By Lee Hedgepeth
Alabama Political Reporter
OPELIKA – According to court documents, the Lee County Grand Jury currently investigating public corruption in the Alabama Legislature will reconvene next week, May 13-15 at the Lee County Courthouse.
While the dates of the Grand Jury’s meetings are typically kept under wraps, the Attorney General’s Office was forced to reveal the upcoming dates because of an ongoing paperwork battle with indicted Representative Barry Moore, R-Enterprise, through his lawyers, which include former Democratic Lt. Gov. Bill Baxley.
Moore was indicted by the Lee County Grand Jury late last month.
Baxley filed a motion to dismiss the charges against Moore, claiming, among much else, that the prosecution is politically motivated, aimed at influencing the upcoming June 3 GOP primary, in which Moore is set to face challenger Joshua Pipkin.
This motion forced the Attorney General’s Office to file a brief asking that the hearing about Baxley’s move be scheduled after the Lee County Grand Jury reconvenes next week, revealing the dates to the public in the process.
The charges against Moore involve his perjuring himself during an investigation of a conversation he had with Pipkin in which the Representative relayed threats initiated by Speaker Hubbard regarding the loss of 100 jobs in the county unless Moore was guaranteed the Republican nomination. Moore, who in the recorded phone call said Hubbard would rain “holy hell” on Pipkin if he continues his run, has denied that he lied during the investigation. He did though, tell investigators he had not relayed any threats, including during the conversation in question.

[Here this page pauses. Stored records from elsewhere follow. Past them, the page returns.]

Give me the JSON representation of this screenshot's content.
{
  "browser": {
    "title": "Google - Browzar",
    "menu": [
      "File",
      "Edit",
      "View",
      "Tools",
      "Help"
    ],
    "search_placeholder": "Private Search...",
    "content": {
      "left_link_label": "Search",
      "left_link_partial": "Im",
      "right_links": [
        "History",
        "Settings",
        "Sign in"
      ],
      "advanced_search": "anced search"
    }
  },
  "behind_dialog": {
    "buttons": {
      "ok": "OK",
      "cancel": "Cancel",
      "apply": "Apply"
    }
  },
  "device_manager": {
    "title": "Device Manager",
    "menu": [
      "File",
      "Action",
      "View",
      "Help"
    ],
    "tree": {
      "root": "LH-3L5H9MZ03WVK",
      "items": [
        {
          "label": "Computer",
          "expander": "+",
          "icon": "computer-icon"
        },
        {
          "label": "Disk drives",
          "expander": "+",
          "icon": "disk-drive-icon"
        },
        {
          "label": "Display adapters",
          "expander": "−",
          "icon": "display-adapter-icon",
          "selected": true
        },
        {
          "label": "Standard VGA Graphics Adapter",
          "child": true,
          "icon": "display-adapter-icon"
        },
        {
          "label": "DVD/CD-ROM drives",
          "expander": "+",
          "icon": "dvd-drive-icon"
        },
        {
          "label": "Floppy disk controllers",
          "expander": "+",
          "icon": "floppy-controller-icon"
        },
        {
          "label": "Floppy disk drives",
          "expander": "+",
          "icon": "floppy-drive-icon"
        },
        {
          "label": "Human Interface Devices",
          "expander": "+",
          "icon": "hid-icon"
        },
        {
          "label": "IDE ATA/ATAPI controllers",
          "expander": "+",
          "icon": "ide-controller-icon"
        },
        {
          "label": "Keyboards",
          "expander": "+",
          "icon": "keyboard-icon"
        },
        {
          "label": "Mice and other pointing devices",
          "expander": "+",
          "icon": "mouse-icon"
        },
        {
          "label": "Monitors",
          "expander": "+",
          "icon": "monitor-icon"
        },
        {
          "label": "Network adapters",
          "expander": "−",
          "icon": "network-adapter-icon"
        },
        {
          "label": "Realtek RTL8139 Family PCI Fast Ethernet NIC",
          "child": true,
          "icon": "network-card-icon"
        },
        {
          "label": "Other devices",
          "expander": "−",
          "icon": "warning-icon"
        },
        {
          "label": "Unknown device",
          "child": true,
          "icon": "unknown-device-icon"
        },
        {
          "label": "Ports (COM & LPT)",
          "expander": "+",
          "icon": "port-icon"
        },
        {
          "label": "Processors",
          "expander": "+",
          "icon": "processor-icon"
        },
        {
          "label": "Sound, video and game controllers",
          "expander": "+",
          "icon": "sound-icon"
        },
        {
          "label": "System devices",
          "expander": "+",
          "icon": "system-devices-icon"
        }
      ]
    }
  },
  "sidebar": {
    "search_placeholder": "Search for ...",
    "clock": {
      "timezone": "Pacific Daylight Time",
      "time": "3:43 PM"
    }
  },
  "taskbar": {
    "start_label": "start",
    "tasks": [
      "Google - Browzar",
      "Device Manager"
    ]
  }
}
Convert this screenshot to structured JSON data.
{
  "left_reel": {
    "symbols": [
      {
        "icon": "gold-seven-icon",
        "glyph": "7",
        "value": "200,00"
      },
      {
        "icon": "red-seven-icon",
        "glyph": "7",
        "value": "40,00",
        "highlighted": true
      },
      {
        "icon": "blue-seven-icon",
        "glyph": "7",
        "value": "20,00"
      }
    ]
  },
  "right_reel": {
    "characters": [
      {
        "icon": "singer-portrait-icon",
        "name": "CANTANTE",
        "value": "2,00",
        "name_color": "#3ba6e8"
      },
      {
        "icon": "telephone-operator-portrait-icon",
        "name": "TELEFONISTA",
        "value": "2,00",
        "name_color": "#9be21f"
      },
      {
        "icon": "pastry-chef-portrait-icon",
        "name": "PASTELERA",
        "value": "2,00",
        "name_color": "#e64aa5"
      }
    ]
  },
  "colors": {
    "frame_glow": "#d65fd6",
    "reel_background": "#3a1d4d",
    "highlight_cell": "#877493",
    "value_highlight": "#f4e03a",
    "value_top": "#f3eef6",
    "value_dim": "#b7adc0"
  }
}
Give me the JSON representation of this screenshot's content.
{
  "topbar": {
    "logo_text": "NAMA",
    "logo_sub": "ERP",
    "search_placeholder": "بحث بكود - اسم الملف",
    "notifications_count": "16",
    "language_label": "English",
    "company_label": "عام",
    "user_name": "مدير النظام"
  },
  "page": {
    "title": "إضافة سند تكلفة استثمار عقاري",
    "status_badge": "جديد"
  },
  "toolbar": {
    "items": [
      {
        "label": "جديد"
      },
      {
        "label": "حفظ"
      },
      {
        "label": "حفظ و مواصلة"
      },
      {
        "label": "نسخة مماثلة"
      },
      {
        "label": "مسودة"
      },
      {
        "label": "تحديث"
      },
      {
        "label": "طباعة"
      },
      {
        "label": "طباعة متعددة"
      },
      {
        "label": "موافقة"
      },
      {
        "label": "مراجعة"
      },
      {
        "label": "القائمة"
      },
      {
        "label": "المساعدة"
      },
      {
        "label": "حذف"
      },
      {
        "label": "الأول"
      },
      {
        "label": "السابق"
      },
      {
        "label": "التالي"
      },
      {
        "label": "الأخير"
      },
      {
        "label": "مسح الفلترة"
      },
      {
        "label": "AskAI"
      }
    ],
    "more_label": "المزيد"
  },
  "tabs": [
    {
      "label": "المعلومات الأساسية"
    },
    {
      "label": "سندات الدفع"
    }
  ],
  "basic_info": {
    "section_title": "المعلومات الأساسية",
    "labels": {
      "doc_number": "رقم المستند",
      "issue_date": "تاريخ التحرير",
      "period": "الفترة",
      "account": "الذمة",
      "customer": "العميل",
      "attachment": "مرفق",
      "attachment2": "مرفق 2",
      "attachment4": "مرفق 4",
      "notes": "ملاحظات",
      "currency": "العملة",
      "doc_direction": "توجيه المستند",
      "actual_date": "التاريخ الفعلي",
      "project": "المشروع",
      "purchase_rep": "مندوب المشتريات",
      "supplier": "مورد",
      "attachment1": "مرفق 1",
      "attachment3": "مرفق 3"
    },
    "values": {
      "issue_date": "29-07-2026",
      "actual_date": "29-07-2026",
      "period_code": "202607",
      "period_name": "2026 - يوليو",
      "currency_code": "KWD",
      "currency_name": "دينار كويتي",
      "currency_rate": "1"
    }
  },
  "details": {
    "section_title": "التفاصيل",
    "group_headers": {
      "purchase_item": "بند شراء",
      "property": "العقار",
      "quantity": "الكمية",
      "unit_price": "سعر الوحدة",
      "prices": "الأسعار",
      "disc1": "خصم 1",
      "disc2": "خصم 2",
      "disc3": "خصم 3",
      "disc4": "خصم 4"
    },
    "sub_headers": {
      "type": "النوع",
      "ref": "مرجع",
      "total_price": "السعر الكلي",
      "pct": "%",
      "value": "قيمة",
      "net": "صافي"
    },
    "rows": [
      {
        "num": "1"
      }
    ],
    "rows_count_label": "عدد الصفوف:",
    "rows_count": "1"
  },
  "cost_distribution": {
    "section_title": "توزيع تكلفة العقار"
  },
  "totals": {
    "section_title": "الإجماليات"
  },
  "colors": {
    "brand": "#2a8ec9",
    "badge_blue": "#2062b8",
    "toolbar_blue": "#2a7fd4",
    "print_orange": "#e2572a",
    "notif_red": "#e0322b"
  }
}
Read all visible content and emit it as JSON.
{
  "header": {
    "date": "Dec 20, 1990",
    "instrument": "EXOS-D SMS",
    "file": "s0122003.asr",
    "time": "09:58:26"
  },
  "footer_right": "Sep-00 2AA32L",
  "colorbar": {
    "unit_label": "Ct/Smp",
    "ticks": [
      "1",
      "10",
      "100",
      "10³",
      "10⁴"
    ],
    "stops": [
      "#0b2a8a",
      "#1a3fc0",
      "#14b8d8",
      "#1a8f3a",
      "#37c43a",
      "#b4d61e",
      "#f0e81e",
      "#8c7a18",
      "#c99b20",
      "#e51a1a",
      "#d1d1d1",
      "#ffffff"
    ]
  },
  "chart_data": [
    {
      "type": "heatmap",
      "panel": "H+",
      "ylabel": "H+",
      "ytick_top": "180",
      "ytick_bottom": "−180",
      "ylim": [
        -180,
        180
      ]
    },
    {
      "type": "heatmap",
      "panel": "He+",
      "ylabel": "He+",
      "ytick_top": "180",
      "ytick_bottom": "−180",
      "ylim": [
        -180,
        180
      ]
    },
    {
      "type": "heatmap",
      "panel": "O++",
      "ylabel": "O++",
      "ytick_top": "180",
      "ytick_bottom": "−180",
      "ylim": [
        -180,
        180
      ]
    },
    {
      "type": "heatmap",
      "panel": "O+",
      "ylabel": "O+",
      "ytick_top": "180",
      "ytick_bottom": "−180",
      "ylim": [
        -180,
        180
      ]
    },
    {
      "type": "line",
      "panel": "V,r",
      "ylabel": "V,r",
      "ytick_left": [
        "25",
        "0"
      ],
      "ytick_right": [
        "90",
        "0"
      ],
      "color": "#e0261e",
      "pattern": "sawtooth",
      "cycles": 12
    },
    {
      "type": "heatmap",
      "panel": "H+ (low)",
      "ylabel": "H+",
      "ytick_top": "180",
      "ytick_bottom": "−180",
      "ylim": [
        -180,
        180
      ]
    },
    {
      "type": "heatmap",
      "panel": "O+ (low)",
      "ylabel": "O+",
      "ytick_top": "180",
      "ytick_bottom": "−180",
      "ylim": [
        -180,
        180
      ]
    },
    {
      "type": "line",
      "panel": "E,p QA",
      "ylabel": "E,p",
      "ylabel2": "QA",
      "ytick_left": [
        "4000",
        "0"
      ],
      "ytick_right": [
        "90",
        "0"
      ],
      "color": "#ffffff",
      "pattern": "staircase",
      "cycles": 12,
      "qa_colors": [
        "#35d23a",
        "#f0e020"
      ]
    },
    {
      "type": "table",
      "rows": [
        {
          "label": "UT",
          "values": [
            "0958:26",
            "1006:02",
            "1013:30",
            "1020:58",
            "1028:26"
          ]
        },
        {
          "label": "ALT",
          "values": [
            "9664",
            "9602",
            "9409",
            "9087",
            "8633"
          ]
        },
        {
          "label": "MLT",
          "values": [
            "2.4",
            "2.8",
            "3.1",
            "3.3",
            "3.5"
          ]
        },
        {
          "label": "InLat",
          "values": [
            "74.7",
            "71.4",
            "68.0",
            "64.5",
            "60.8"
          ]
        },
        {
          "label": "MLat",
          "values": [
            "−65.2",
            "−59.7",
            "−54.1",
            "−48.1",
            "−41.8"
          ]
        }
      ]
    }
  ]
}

Hubbard has said that Moore’s arrest is part of a politically motivated scheme to tear down conservatives, though the prosecution is being carried out by the Republican AG’s Office.
Speaking to Alabama Media Group’s John Archibald about the Moore-Pipkin phone conversation and the allegations surrounding it, Speaker Hubbard has said that he has done nothing wrong, though he “acknowledged a desire” to protect GOP incumbents.
“Do we do any type of bluffing? Sure,” Hubbard told Archibald. “that goes on all the time in politics. You say all kinds of stuff to get people not to run against you… When you are in a firefight, you know the people in the foxhole with you. If I didn’t support my guys I think I would be a pretty lousy speaker.”
The only other action that has been taken publicly in relation to the grand jury was the plea deal involving former Representative Greg Wren.
Wren was arrested in the beginning of April and convicted of using his office for personal gain, pleading guilty to the misdemeanor charge in exchange for his cooperation in the Lee County investigation. Wren obtained confidential Medicaid documents from the Legislative Fiscal Office and illegally provided them to executives at RxAlly, a company from which he received $8,000 a month under a consulting contract.
Representative Wren also successfully introduced language into last year’s General Fund Budget that gave RxAlly’s affiliate, American Pharmacy Cooperative, Inc., a complete monopoly over some Medicaid programs in the State, a move that provided thousands of new customers to pharmaceutical companies.
Speaker Hubbard was also mentioned in court documents in Wren’s case too, being the only person named in the plea agreement besides Wren.
The statement of facts agreed to by Wren under penalty of perjury say that Hubbard “endorsed” the language and that he himself had a financial relationship with APCI, though he had not told Wren and other involved legislators. It also asserts that Hubbard “directed staff” to add the language to the budget.
Hubbard has admitted that he knew when he walked in the chamber that the language granted APCI a monopoly, though he maintains that he has done nothing wrong, claiming he “did no work” for APCI in Alabama, and that he would’ve gotten paid either way.
Lee County Circuit Court Judge Jacob Walker III issued an order Friday setting the hearing for Moore’s motion for May 20, granting the State’s request for the hearing to be after the Grand Jury session.